To my mother.
Writing about home is something I find myself doing quite frequently. I often fear that I am boring readers because after all… home is really only special to the person who calls it that. I told myself this Southern Wild blog would not be personal. I told myself I would stay on the surface with all matters that directly affect the people I love, but that’s hard to do. Because the people I love make me who I am, and I can’t very well write about any one else.
Every time I visit home I realize I’m not the Cap that left. There is an ache in my heart for all of the wonderful things I’m missing in the daily routine at home, but there is a love for the obliviousness in being away. There is something so painful about going home. I won’t go into detail, because I’m saving the juicy stuff for my big New York Times bestseller (kidding), but there is a heartache so deep that only seems to surface when I cross over Louisiana territory.
Youth seems to grant each individual the convenience of moving forward – something I’ve always found charming. But adult life, especially at the root of the pain, is a constant tug-a-war with progression. You see, I believe we are all allowed to make our own futures, but sometimes the things we hoped our futures would cover up make up too much of our foundation and the battle between growth and personal substance is too much to overcome.
Getting to my point..
I was a caring kid, but between my mother guarding me from the harsh reality of our life and my father lying about every aspect of daily interactions – it was hard to get a real grip on the interpersonal relationships within my family unit. For a large part of my life, I thought my mother was too saddened by her past to focus on the future. I grew up thinking my father, when sober, was the glue that held my family together.
How wrong I was.
Over the holidays, I watched as my mother set out every single item from my niece’s Christmas list under her tree. I watched her stress about the barbies and the books she purchased. I helped her mark off each item, and I even signed Santa’s name on Addie’s list. For the first time, I understood the magic in Christmas. It was like a spotlight suddenly beamed on my little heart, and I was no longer a Grinch. I’d venture to say my heart even grew a few sizes that day.
Yet, after the warm, fuzzy feeling came over me and covered my body in goose bumps, I wondered why my mom was in charge of playing Santa. So I asked her, because that’s what adulthood has taught me. I asked why she did the shopping, and why she arranged the gifts, and why she sprinkled glitter streamers all over the house.
“Well, who else was going to?”, was her response.

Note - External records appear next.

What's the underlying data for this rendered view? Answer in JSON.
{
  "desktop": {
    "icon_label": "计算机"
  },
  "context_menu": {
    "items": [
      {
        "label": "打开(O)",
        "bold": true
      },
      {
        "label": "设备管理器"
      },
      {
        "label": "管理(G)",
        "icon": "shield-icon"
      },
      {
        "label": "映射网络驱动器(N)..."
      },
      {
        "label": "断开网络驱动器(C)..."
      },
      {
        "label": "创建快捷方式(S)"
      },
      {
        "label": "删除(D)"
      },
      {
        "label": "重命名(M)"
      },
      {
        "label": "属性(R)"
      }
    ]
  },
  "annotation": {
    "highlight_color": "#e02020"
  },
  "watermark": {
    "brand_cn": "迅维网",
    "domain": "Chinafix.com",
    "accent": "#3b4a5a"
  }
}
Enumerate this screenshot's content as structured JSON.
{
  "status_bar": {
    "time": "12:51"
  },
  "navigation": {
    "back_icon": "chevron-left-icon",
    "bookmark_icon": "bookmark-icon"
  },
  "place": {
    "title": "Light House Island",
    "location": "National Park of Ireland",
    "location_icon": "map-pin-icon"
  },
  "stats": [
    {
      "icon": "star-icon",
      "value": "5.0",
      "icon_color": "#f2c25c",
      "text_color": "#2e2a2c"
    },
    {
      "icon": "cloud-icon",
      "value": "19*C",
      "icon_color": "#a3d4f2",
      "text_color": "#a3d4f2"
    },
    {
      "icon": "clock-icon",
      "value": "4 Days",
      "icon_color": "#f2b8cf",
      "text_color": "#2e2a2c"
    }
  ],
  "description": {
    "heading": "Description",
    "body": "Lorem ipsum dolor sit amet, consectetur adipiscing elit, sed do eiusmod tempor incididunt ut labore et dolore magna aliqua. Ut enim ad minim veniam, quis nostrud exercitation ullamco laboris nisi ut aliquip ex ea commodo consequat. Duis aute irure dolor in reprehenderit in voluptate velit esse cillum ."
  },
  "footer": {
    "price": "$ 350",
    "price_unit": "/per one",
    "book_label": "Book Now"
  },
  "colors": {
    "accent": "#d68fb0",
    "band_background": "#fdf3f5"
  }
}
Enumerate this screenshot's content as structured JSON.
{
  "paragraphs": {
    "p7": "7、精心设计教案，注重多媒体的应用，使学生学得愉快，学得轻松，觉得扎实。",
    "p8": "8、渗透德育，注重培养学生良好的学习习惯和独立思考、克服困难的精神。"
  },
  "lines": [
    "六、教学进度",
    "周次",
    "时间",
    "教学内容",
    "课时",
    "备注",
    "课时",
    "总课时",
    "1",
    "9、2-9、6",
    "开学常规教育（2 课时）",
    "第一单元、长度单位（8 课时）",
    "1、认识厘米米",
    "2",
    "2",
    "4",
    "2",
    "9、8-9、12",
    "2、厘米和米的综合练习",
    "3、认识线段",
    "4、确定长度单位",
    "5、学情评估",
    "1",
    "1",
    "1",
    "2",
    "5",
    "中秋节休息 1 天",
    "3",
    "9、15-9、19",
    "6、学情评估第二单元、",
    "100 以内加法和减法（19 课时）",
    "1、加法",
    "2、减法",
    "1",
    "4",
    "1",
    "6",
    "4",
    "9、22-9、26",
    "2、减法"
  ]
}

My body nearly doubled over from the realization. My mother had been covering up everyone else’s screw ups her entire adulthood, and she’d done it quite successfully.
Here I am, nearing Senior Citizen discounts, and I’ve only just been able to grasp the amount of roles she plays on a daily basis. I left shortly after Santa’s workshop exploded in her living room in a desperate attempt to hide the waterworks that were about to flow from my tear ducts. I think loads of people attempt to put into words the love and respect they have for their mothers, but I’ve never felt as though I understood that depth prior to her uttering, “who else was?”.
She’s been my everything even when I didn’t see it. She’s the foundation that makes looking back not quite so hard. She’s the reason I still call Louisiana home.
That’s the kind of woman I hope to be.